[Element data from apps and pages]
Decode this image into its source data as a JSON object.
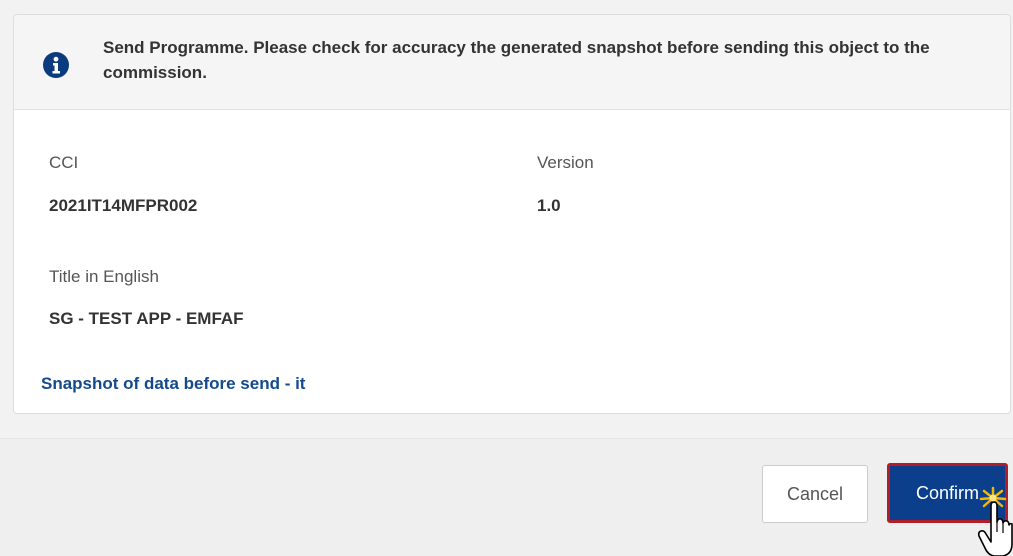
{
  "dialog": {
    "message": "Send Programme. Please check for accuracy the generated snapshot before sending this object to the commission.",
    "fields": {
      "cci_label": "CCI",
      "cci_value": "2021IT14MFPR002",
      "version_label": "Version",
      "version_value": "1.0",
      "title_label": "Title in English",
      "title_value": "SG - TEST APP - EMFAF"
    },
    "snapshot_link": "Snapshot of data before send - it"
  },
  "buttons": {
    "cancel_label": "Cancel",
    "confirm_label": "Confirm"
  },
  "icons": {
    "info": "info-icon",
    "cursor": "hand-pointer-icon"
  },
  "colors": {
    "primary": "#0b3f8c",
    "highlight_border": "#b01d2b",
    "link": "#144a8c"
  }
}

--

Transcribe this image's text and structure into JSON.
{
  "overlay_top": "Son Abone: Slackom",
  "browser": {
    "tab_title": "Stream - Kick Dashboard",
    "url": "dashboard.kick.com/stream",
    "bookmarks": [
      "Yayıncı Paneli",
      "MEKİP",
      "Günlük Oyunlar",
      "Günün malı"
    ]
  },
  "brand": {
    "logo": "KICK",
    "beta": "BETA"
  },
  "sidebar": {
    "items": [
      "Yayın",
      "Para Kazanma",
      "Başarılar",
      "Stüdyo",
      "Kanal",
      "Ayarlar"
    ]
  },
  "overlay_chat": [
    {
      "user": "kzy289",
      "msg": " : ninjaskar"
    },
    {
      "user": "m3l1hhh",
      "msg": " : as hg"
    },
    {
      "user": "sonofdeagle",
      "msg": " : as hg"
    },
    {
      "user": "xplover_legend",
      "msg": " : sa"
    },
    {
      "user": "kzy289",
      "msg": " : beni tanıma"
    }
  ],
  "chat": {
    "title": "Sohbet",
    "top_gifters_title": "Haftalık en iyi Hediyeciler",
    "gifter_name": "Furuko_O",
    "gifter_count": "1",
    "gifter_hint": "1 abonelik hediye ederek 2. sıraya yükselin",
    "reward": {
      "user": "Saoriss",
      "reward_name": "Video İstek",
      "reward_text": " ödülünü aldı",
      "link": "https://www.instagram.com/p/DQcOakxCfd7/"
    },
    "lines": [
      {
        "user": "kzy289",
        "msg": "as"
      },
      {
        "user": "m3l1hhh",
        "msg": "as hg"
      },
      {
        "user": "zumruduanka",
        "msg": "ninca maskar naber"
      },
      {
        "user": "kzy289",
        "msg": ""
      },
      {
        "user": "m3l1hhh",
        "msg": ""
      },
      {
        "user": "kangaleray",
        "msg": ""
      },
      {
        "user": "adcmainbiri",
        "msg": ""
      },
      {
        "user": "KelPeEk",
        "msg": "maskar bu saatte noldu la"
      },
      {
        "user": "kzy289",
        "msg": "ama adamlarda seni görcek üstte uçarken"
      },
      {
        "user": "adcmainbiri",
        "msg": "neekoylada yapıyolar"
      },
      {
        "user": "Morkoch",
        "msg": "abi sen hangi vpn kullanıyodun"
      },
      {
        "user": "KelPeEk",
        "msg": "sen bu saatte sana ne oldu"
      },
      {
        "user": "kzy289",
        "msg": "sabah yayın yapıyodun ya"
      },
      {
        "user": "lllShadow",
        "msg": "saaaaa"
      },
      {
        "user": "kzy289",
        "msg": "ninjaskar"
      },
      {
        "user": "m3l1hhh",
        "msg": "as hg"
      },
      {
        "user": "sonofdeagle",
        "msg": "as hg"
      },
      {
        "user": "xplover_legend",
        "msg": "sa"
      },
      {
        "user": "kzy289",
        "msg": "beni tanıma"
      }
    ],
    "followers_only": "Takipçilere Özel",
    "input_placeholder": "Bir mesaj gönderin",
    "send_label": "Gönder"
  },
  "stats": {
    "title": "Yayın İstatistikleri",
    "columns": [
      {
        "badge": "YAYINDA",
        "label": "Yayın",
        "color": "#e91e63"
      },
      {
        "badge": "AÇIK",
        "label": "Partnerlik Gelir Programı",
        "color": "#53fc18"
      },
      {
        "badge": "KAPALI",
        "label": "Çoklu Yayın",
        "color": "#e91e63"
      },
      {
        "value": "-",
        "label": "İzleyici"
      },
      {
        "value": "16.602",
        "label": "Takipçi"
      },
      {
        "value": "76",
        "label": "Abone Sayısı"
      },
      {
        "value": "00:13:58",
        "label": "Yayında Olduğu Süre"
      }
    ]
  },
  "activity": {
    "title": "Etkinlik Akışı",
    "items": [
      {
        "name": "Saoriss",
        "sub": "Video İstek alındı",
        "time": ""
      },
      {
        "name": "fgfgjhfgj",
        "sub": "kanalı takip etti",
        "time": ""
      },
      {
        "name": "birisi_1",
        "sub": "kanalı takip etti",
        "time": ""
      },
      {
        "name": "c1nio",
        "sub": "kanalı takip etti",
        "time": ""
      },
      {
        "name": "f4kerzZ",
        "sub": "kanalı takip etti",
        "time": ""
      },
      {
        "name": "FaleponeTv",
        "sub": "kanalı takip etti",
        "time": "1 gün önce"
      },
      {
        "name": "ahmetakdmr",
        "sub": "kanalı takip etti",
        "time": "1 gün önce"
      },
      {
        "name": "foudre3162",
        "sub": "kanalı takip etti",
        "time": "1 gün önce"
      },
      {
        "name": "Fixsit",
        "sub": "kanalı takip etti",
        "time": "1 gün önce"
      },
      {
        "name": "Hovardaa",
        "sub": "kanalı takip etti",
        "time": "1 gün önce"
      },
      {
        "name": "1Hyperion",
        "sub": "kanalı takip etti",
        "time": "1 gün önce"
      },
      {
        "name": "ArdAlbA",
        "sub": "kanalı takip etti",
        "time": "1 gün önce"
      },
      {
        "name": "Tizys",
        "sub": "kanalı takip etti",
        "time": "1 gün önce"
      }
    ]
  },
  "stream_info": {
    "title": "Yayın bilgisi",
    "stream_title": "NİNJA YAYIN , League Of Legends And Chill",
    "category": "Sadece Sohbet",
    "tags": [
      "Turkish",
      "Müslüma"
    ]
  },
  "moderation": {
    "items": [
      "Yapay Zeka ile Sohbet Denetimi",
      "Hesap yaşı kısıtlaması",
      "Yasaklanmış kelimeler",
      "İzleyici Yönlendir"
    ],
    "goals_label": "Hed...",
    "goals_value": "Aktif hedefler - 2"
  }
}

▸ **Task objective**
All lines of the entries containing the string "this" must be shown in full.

▸ **Written response**
Decode this image into its source data as a JSON object.
    "message": "Send Programme. Please check for accuracy the generated snapshot before sending this object to the commission.",
Transcribe this image's text and structure into JSON.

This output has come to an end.